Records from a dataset
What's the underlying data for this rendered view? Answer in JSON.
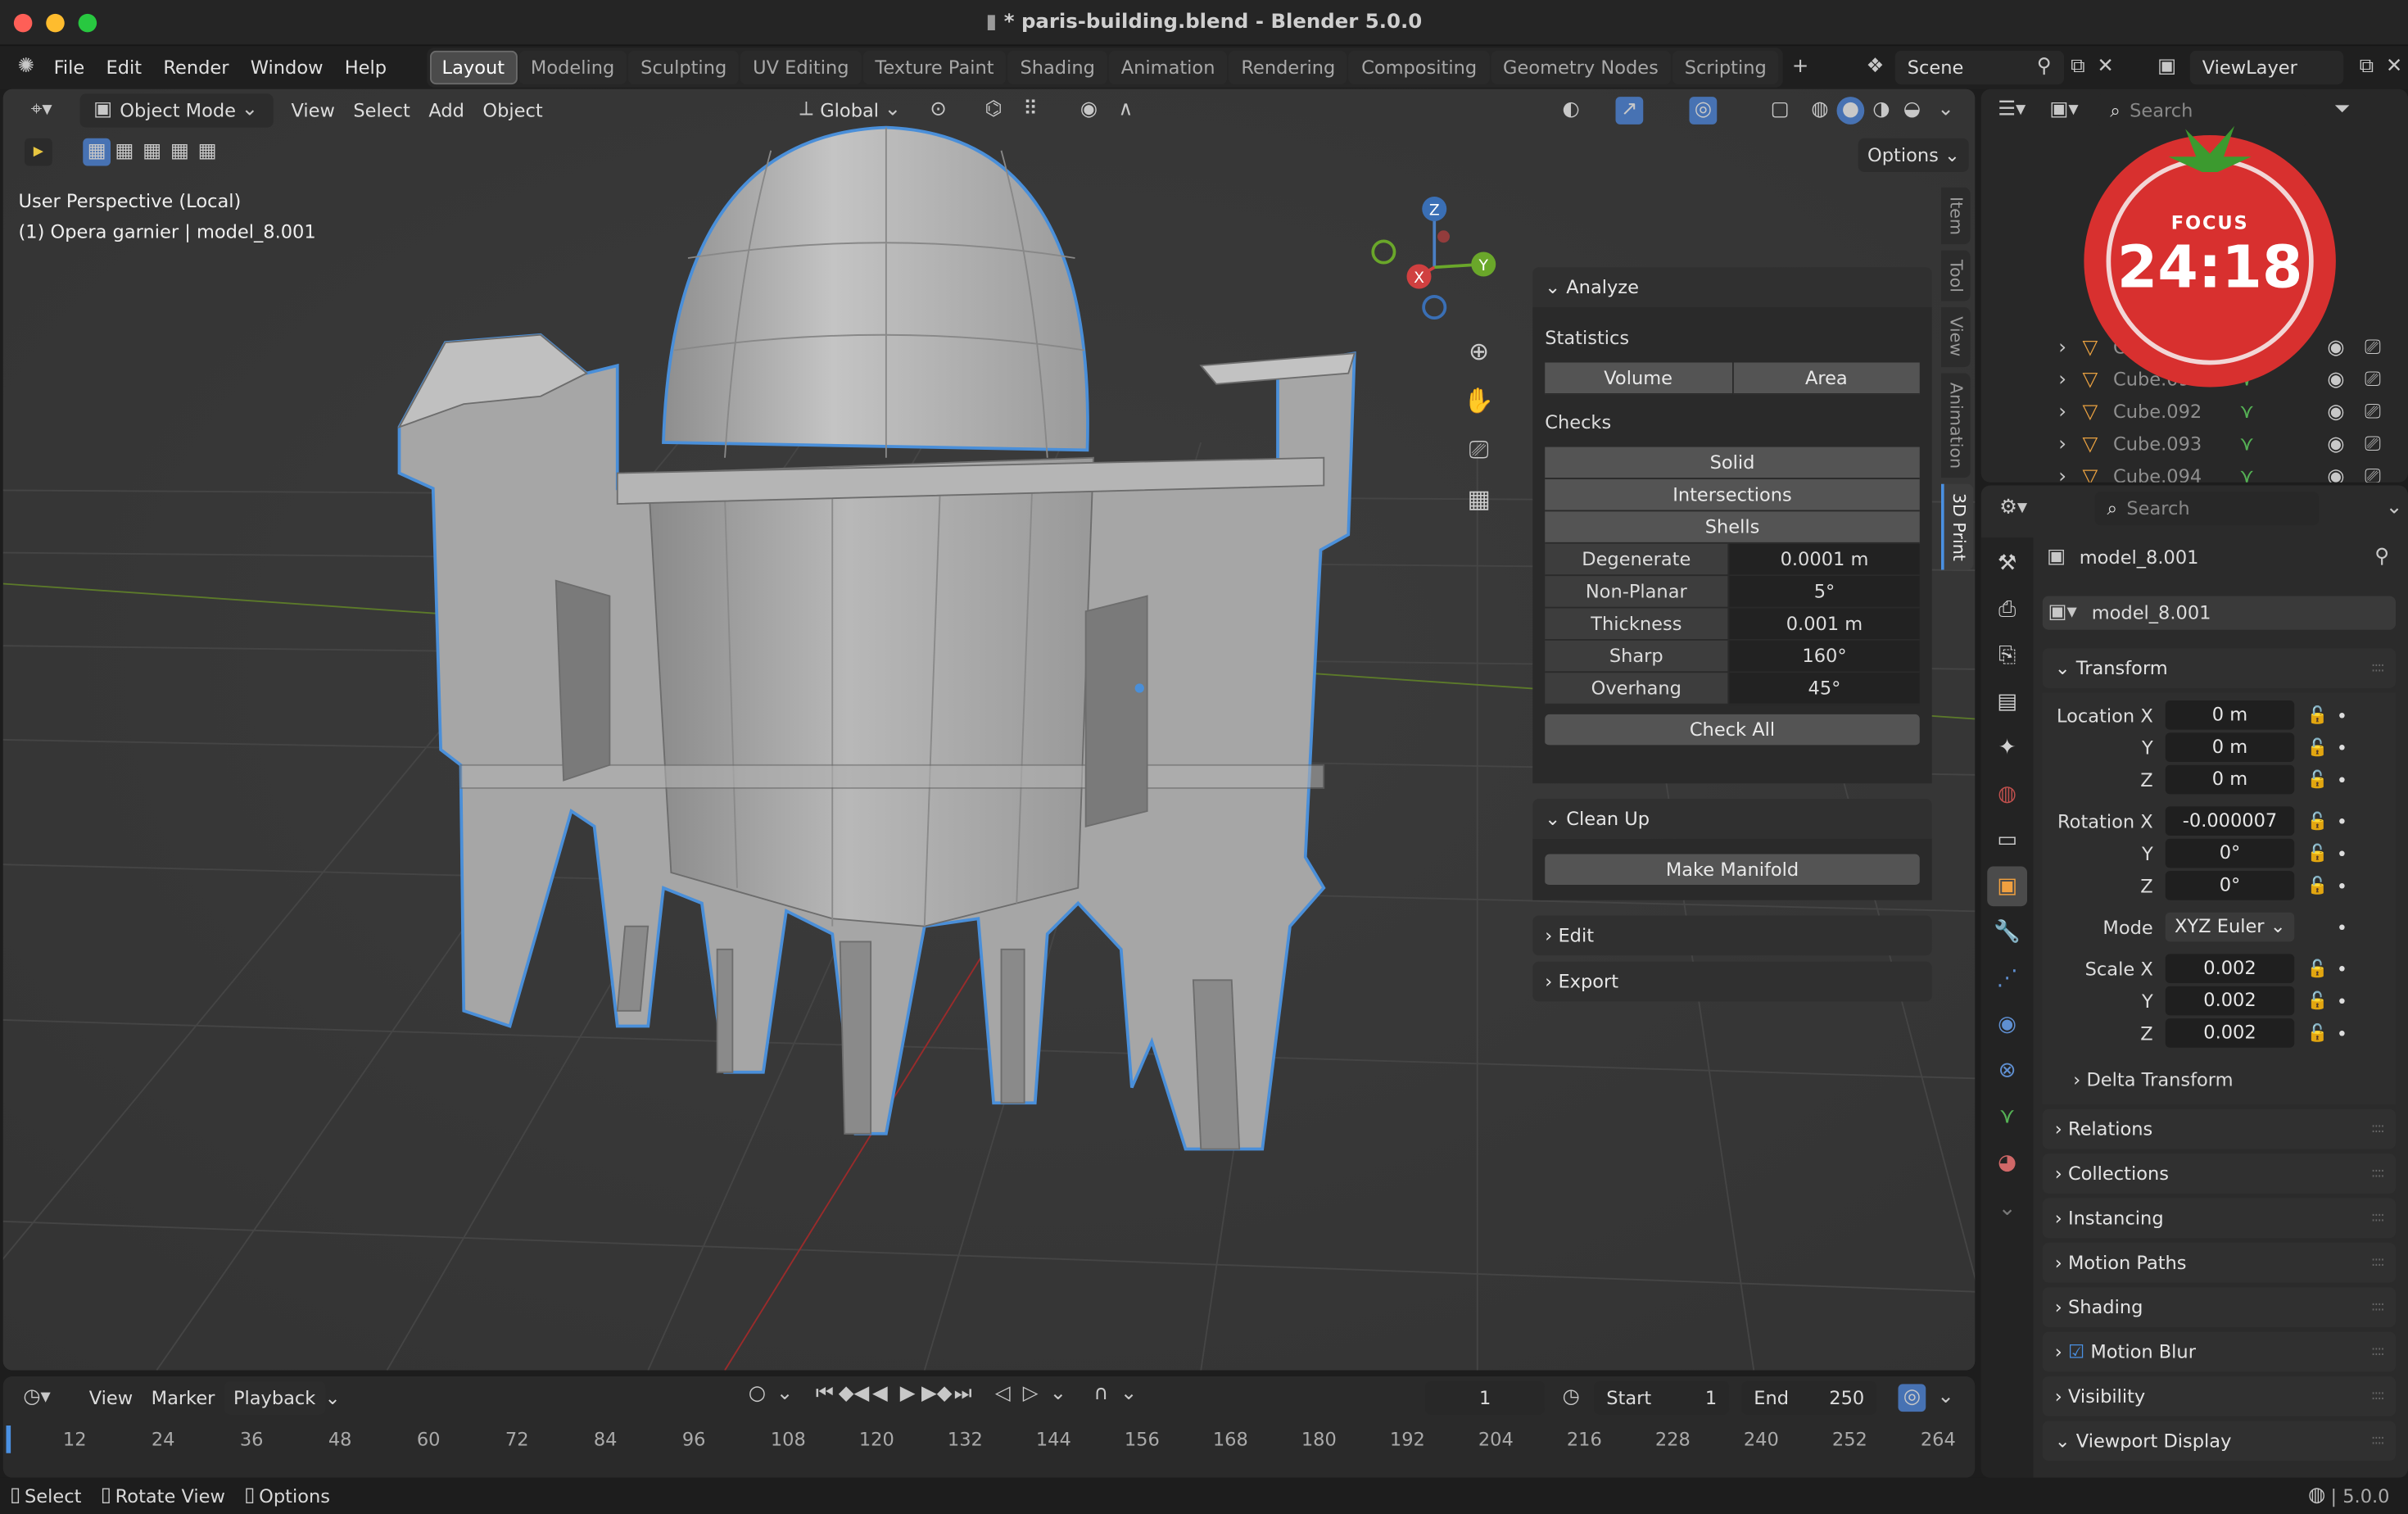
{
  "window": {
    "title": "* paris-building.blend - Blender 5.0.0"
  },
  "menu": [
    "File",
    "Edit",
    "Render",
    "Window",
    "Help"
  ],
  "workspaces": [
    "Layout",
    "Modeling",
    "Sculpting",
    "UV Editing",
    "Texture Paint",
    "Shading",
    "Animation",
    "Rendering",
    "Compositing",
    "Geometry Nodes",
    "Scripting"
  ],
  "active_workspace": "Layout",
  "scene": {
    "name": "Scene",
    "view_layer": "ViewLayer"
  },
  "viewport": {
    "mode": "Object Mode",
    "menus": [
      "View",
      "Select",
      "Add",
      "Object"
    ],
    "orientation": "Global",
    "options_label": "Options",
    "perspective_label": "User Perspective (Local)",
    "object_label": "(1) Opera garnier | model_8.001",
    "gizmo": {
      "z": "Z",
      "y": "Y",
      "x": "X"
    },
    "sidebar_tabs": [
      "Item",
      "Tool",
      "View",
      "Animation",
      "3D Print"
    ],
    "active_sidebar_tab": "3D Print"
  },
  "print3d": {
    "analyze_title": "Analyze",
    "statistics_label": "Statistics",
    "volume_label": "Volume",
    "area_label": "Area",
    "checks_label": "Checks",
    "check_buttons": [
      "Solid",
      "Intersections",
      "Shells"
    ],
    "params": [
      {
        "label": "Degenerate",
        "value": "0.0001 m"
      },
      {
        "label": "Non-Planar",
        "value": "5°"
      },
      {
        "label": "Thickness",
        "value": "0.001 m"
      },
      {
        "label": "Sharp",
        "value": "160°"
      },
      {
        "label": "Overhang",
        "value": "45°"
      }
    ],
    "check_all_label": "Check All",
    "cleanup_title": "Clean Up",
    "make_manifold_label": "Make Manifold",
    "edit_title": "Edit",
    "export_title": "Export"
  },
  "outliner": {
    "search_placeholder": "Search",
    "rows": [
      "Cube.090",
      "Cube.091",
      "Cube.092",
      "Cube.093",
      "Cube.094"
    ]
  },
  "focus_timer": {
    "label": "FOCUS",
    "time": "24:18",
    "color": "#d8302f"
  },
  "properties": {
    "search_placeholder": "Search",
    "object_name": "model_8.001",
    "data_name": "model_8.001",
    "transform_title": "Transform",
    "location": {
      "label": "Location X",
      "y_label": "Y",
      "z_label": "Z",
      "x": "0 m",
      "y": "0 m",
      "z": "0 m"
    },
    "rotation": {
      "label": "Rotation X",
      "y_label": "Y",
      "z_label": "Z",
      "x": "-0.000007",
      "y": "0°",
      "z": "0°"
    },
    "mode_label": "Mode",
    "mode_value": "XYZ Euler",
    "scale": {
      "label": "Scale X",
      "y_label": "Y",
      "z_label": "Z",
      "x": "0.002",
      "y": "0.002",
      "z": "0.002"
    },
    "sections": [
      "Delta Transform",
      "Relations",
      "Collections",
      "Instancing",
      "Motion Paths",
      "Shading",
      "Motion Blur",
      "Visibility",
      "Viewport Display"
    ]
  },
  "timeline": {
    "menus": [
      "View",
      "Marker",
      "Playback"
    ],
    "current_frame": "1",
    "start_label": "Start",
    "start_value": "1",
    "end_label": "End",
    "end_value": "250",
    "ruler": [
      "12",
      "24",
      "36",
      "48",
      "60",
      "72",
      "84",
      "96",
      "108",
      "120",
      "132",
      "144",
      "156",
      "168",
      "180",
      "192",
      "204",
      "216",
      "228",
      "240",
      "252",
      "264"
    ]
  },
  "statusbar": {
    "items": [
      "Select",
      "Rotate View",
      "Options"
    ],
    "version": "5.0.0"
  },
  "colors": {
    "accent": "#4a90e2",
    "selection_outline": "#4a8fd9",
    "bg": "#1d1d1d",
    "viewport": "#393939"
  }
}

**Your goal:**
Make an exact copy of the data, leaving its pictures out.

**Result below:**
What's the underlying data for this rendered view? Answer in JSON.
{
  "window": {
    "title": "* paris-building.blend - Blender 5.0.0"
  },
  "menu": [
    "File",
    "Edit",
    "Render",
    "Window",
    "Help"
  ],
  "workspaces": [
    "Layout",
    "Modeling",
    "Sculpting",
    "UV Editing",
    "Texture Paint",
    "Shading",
    "Animation",
    "Rendering",
    "Compositing",
    "Geometry Nodes",
    "Scripting"
  ],
  "active_workspace": "Layout",
  "scene": {
    "name": "Scene",
    "view_layer": "ViewLayer"
  },
  "viewport": {
    "mode": "Object Mode",
    "menus": [
      "View",
      "Select",
      "Add",
      "Object"
    ],
    "orientation": "Global",
    "options_label": "Options",
    "perspective_label": "User Perspective (Local)",
    "object_label": "(1) Opera garnier | model_8.001",
    "gizmo": {
      "z": "Z",
      "y": "Y",
      "x": "X"
    },
    "sidebar_tabs": [
      "Item",
      "Tool",
      "View",
      "Animation",
      "3D Print"
    ],
    "active_sidebar_tab": "3D Print"
  },
  "print3d": {
    "analyze_title": "Analyze",
    "statistics_label": "Statistics",
    "volume_label": "Volume",
    "area_label": "Area",
    "checks_label": "Checks",
    "check_buttons": [
      "Solid",
      "Intersections",
      "Shells"
    ],
    "params": [
      {
        "label": "Degenerate",
        "value": "0.0001 m"
      },
      {
        "label": "Non-Planar",
        "value": "5°"
      },
      {
        "label": "Thickness",
        "value": "0.001 m"
      },
      {
        "label": "Sharp",
        "value": "160°"
      },
      {
        "label": "Overhang",
        "value": "45°"
      }
    ],
    "check_all_label": "Check All",
    "cleanup_title": "Clean Up",
    "make_manifold_label": "Make Manifold",
    "edit_title": "Edit",
    "export_title": "Export"
  },
  "outliner": {
    "search_placeholder": "Search",
    "rows": [
      "Cube.090",
      "Cube.091",
      "Cube.092",
      "Cube.093",
      "Cube.094"
    ]
  },
  "focus_timer": {
    "label": "FOCUS",
    "time": "24:18",
    "color": "#d8302f"
  },
  "properties": {
    "search_placeholder": "Search",
    "object_name": "model_8.001",
    "data_name": "model_8.001",
    "transform_title": "Transform",
    "location": {
      "label": "Location X",
      "y_label": "Y",
      "z_label": "Z",
      "x": "0 m",
      "y": "0 m",
      "z": "0 m"
    },
    "rotation": {
      "label": "Rotation X",
      "y_label": "Y",
      "z_label": "Z",
      "x": "-0.000007",
      "y": "0°",
      "z": "0°"
    },
    "mode_label": "Mode",
    "mode_value": "XYZ Euler",
    "scale": {
      "label": "Scale X",
      "y_label": "Y",
      "z_label": "Z",
      "x": "0.002",
      "y": "0.002",
      "z": "0.002"
    },
    "sections": [
      "Delta Transform",
      "Relations",
      "Collections",
      "Instancing",
      "Motion Paths",
      "Shading",
      "Motion Blur",
      "Visibility",
      "Viewport Display"
    ]
  },
  "timeline": {
    "menus": [
      "View",
      "Marker",
      "Playback"
    ],
    "current_frame": "1",
    "start_label": "Start",
    "start_value": "1",
    "end_label": "End",
    "end_value": "250",
    "ruler": [
      "12",
      "24",
      "36",
      "48",
      "60",
      "72",
      "84",
      "96",
      "108",
      "120",
      "132",
      "144",
      "156",
      "168",
      "180",
      "192",
      "204",
      "216",
      "228",
      "240",
      "252",
      "264"
    ]
  },
  "statusbar": {
    "items": [
      "Select",
      "Rotate View",
      "Options"
    ],
    "version": "5.0.0"
  },
  "colors": {
    "accent": "#4a90e2",
    "selection_outline": "#4a8fd9",
    "bg": "#1d1d1d",
    "viewport": "#393939"
  }
}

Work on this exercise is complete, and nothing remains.